A series of audio dramas which look at historical events from the eyes and in the imagined words of those who were there, or who might have been there.
Bryan Blundell, Sea Captain and later twice Mayor of Liverpool – welcomes the gathering for the official opening of The Blue Coat School.
Blue was the colour of Charity and Alms giving. Most of the pupils, boys and girls, were orphans of Seafarers. Its motto was and still is – “Non Sibi Sed Omnibus” (en: ”Not for Oneself, but for All”)
Nikki has just graduated from Liverpool University School of Architecture- which left the Bluecoat Buildings shortly after World War I, and in 1970 was based on Abercromby Square. She first met the Liverpool working class sculptor Arthur Dooley when she chatted with him after Yoko Ono’s first Show at the Bluecoat.
His considered critique was: “Crap! I bet she couldn’t weld a ton of steel a day in Cammell Laird Shipyard!”
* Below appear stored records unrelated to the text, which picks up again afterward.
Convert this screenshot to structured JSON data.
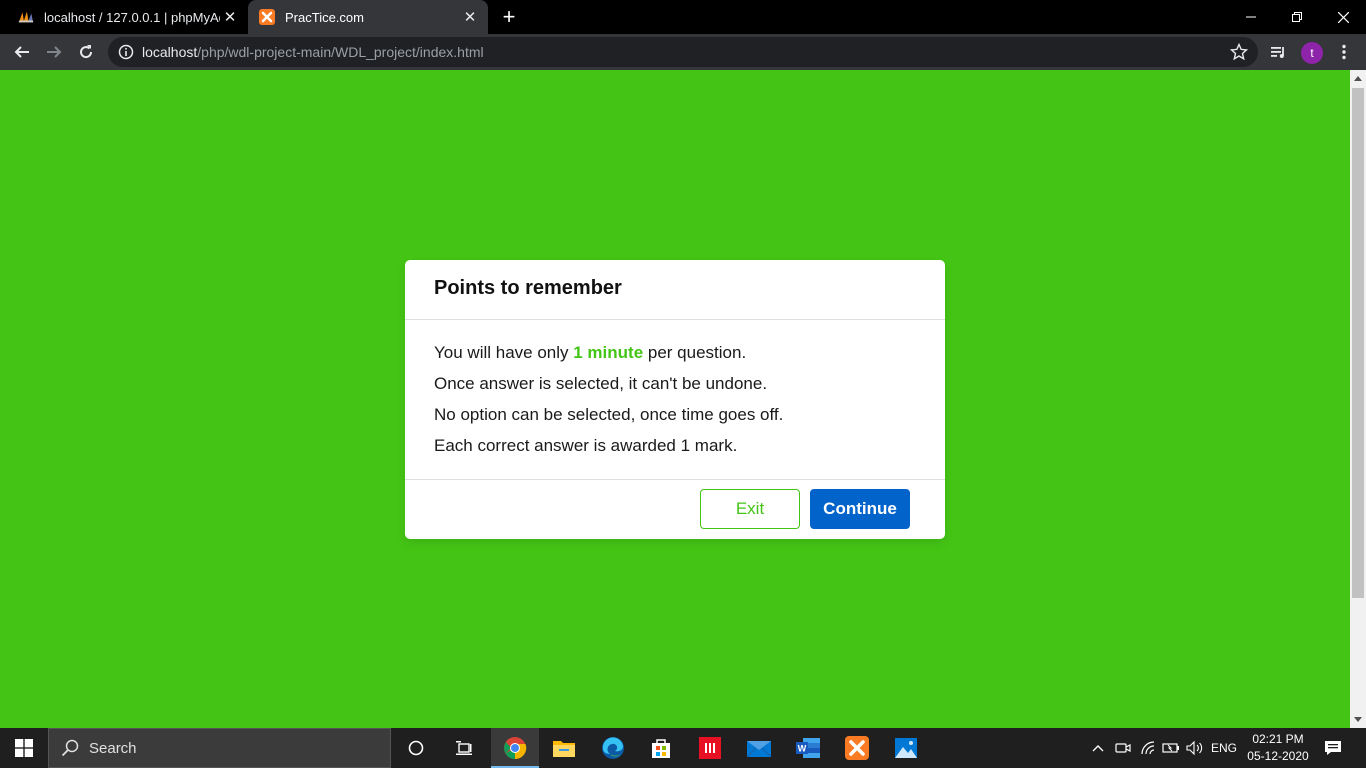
{
  "browser": {
    "tabs": [
      {
        "title": "localhost / 127.0.0.1 | phpMyAdmin",
        "favicon": "phpmyadmin-icon",
        "active": false
      },
      {
        "title": "PracTice.com",
        "favicon": "xampp-icon",
        "active": true
      }
    ],
    "url_host": "localhost",
    "url_path": "/php/wdl-project-main/WDL_project/index.html",
    "profile_initial": "t",
    "close_glyph": "✕",
    "new_tab_glyph": "+"
  },
  "page": {
    "background_color": "#44c515",
    "dialog": {
      "title": "Points to remember",
      "rules": {
        "line1_before": "You will have only ",
        "line1_highlight": "1 minute",
        "line1_after": " per question.",
        "line2": "Once answer is selected, it can't be undone.",
        "line3": "No option can be selected, once time goes off.",
        "line4": "Each correct answer is awarded 1 mark."
      },
      "exit_label": "Exit",
      "continue_label": "Continue",
      "accent_color": "#44c515",
      "primary_color": "#0263ca"
    }
  },
  "taskbar": {
    "search_label": "Search",
    "language": "ENG",
    "time": "02:21 PM",
    "date": "05-12-2020",
    "pinned": [
      "chrome-icon",
      "file-explorer-icon",
      "edge-icon",
      "store-icon",
      "app-icon",
      "mail-icon",
      "word-icon",
      "xampp-icon",
      "photos-icon"
    ]
  }
}
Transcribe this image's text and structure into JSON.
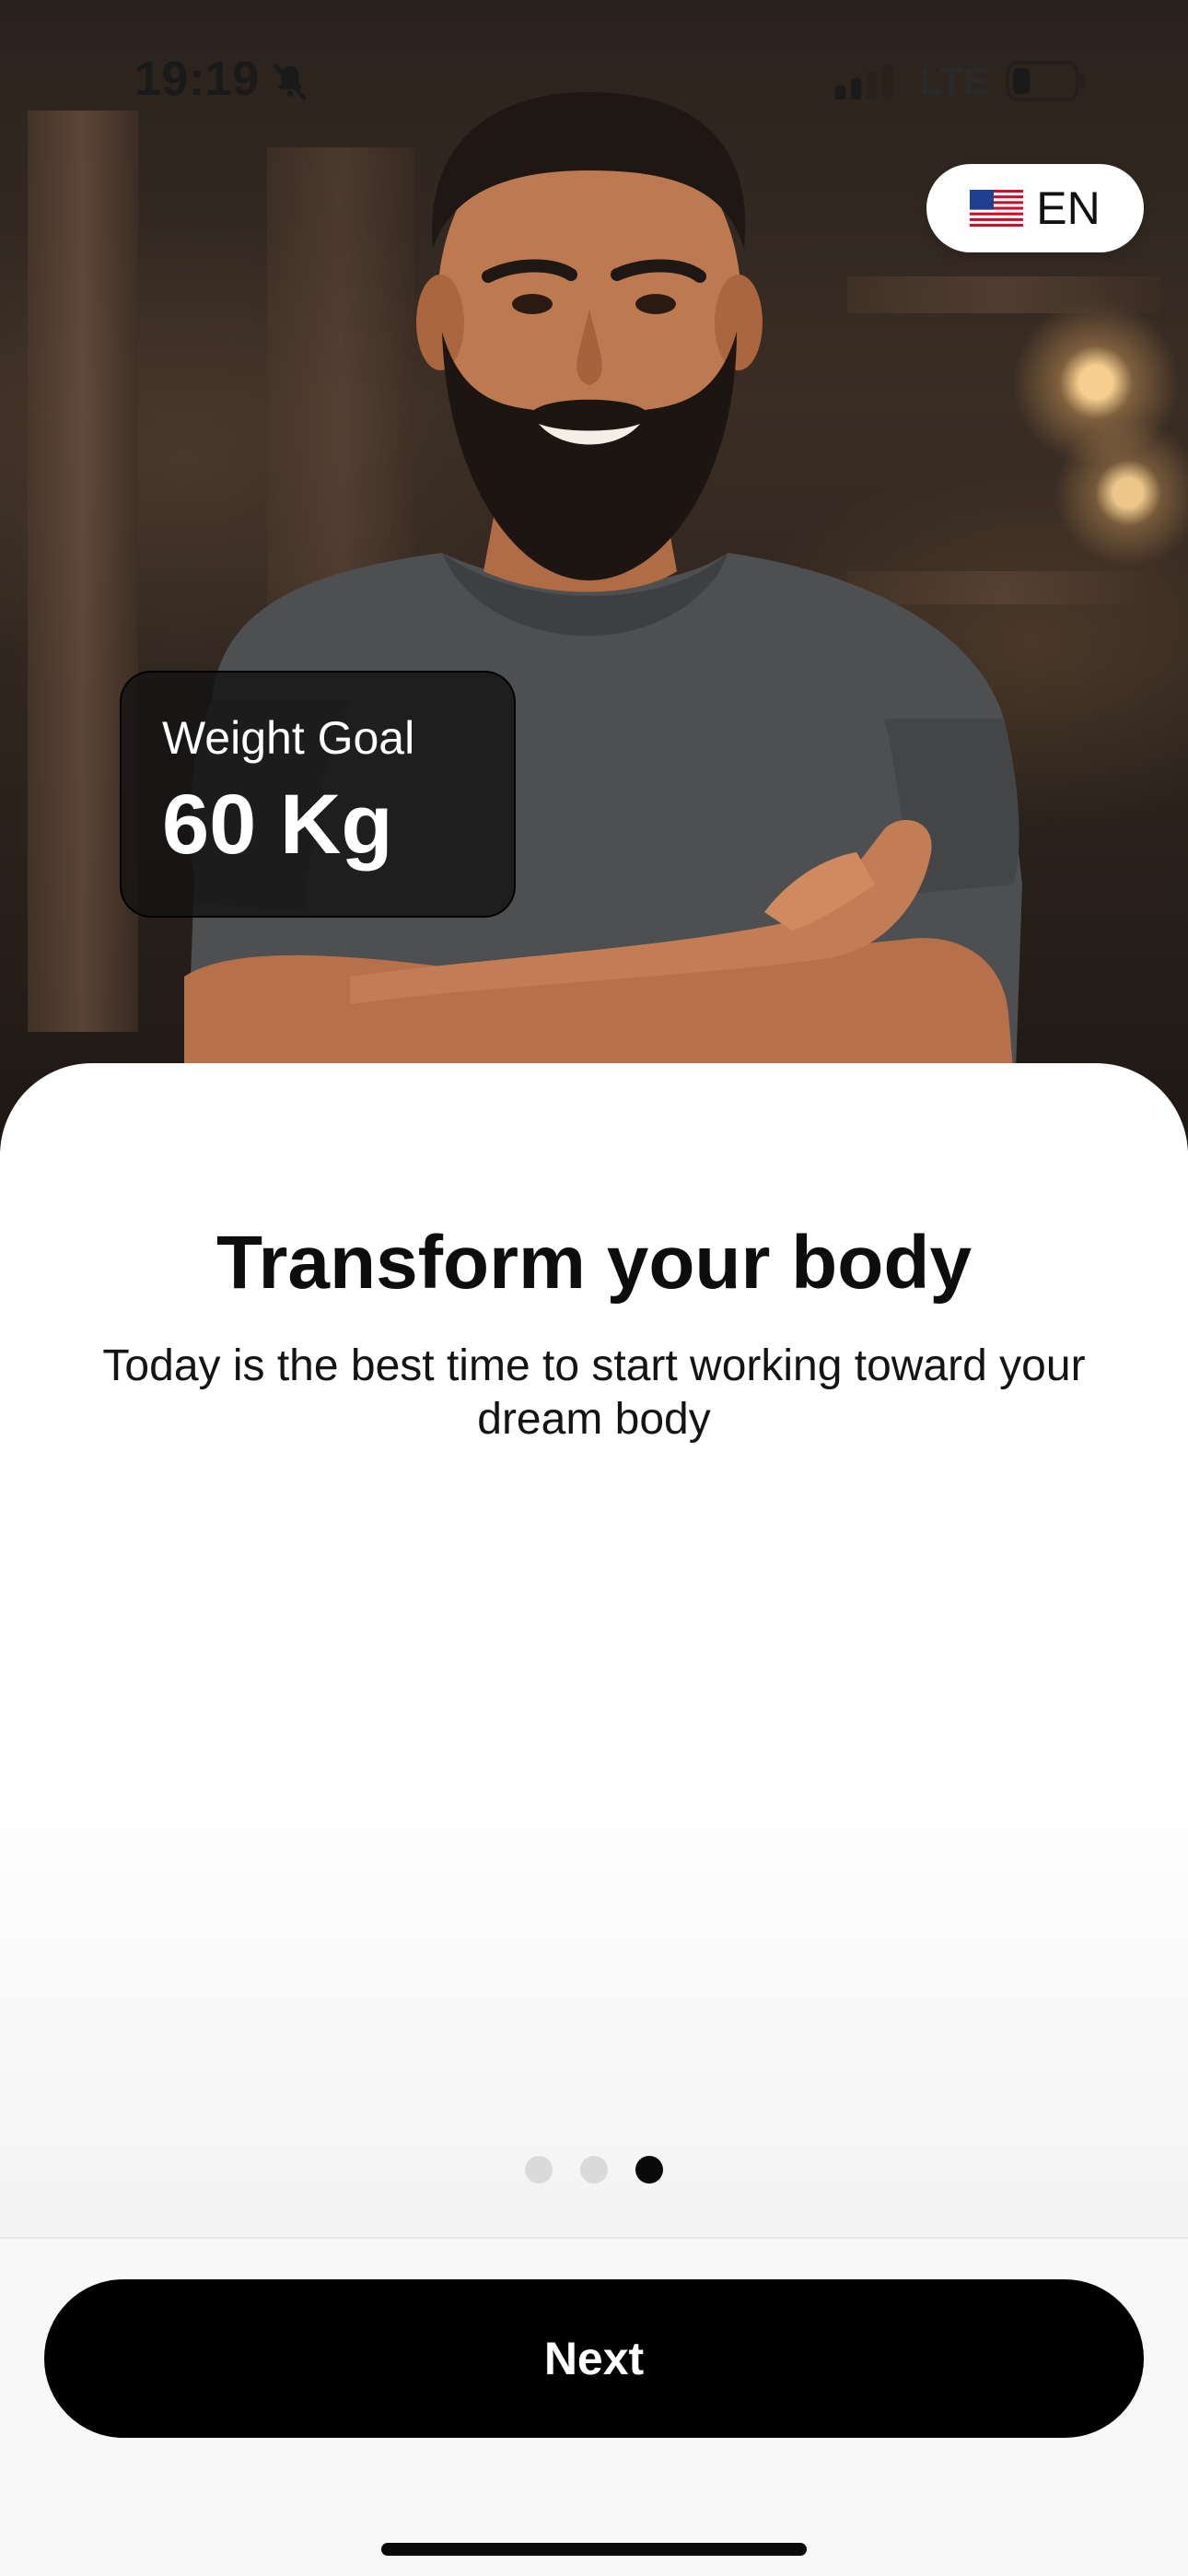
{
  "status_bar": {
    "time": "19:19",
    "network": "LTE",
    "icons": [
      "bell-slash-icon",
      "signal-icon",
      "battery-icon"
    ]
  },
  "language": {
    "flag": "us-flag-icon",
    "code": "EN"
  },
  "goal_card": {
    "label": "Weight Goal",
    "value": "60 Kg"
  },
  "onboarding": {
    "title": "Transform your body",
    "subtitle": "Today is the best time to start working toward your dream body",
    "page_count": 3,
    "current_page": 3
  },
  "footer": {
    "next_label": "Next"
  },
  "colors": {
    "primary": "#000000",
    "background": "#ffffff",
    "dot_inactive": "#dadada"
  }
}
They met again, when he and fellow Liverpool artist Brian Burgess held a protest demo outside the Bluecoat. They were protesting against local Merseyside artists being priced out of exhibitions at the Bluecoat by artists from London.
And to protest they were hanging sculptures, tapestries and paintings on the railings outside the Bluecoat.
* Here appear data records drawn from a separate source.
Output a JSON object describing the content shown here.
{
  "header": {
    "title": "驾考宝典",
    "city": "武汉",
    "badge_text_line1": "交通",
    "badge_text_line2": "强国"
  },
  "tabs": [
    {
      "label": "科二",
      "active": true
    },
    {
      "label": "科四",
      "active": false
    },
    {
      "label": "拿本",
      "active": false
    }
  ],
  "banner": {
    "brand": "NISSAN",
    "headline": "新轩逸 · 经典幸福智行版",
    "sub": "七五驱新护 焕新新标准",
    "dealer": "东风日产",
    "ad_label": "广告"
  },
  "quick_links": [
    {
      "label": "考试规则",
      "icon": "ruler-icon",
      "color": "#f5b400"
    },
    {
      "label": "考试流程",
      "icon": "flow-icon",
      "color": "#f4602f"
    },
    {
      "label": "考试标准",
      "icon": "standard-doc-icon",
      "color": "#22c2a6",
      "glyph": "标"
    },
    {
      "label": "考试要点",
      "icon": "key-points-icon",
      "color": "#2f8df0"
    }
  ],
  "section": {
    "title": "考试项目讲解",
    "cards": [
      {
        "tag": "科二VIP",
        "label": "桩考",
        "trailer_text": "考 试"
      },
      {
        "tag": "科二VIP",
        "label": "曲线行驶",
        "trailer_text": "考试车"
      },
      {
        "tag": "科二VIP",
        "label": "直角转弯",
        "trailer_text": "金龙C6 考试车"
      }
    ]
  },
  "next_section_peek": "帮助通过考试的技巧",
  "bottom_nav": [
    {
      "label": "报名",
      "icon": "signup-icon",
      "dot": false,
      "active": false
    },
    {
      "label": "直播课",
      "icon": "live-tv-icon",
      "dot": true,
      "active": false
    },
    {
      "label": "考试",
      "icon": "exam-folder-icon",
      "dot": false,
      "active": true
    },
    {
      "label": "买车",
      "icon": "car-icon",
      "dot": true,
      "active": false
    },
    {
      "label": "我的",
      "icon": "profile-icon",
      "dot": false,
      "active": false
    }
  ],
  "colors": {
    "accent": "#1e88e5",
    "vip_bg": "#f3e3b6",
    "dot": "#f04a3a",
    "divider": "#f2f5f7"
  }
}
This is Nikki’s story, Liverpool’s and Merseyside’s story.
A mysterious benefactor watches the progress of George Brown from orphaned son of a deckhand – through the Blue Coat Hospital School, to midshipman, Captain then Owner of a small Trade Fleet of Ships.
And his ultimate repayment of gratitude to the school that raised him out of beggary.
Maggie, a Parlour Maid, reads her brother Bertie’s latest letter home to his mother, telling her about the Blue Coat School’s summer treat for Pupils.
A Ship’s Cruise down the Mersey and on to Anglesey and back.
In 1909 she had already rescued the the Bluecoat from dilapidation and possible demolition and had established the Sandon Studios Society Centre for All the Arts, sharing it with the University School of Architecture at the peppercorn rent of £30 per annum, payable to the owner Lord Leverhulme.
1925 and the General Strike led to many Companies going bust. Lord Levehulme has died and his son is selling the Bluecoat building to pay the death duties on the inheritance.
In two weeks flat – she has raised £10,000 (£600,000 in todays terms), but she is still £17,000 short of the asking price. Hope springs eternal in the human breast. And hope is contagious.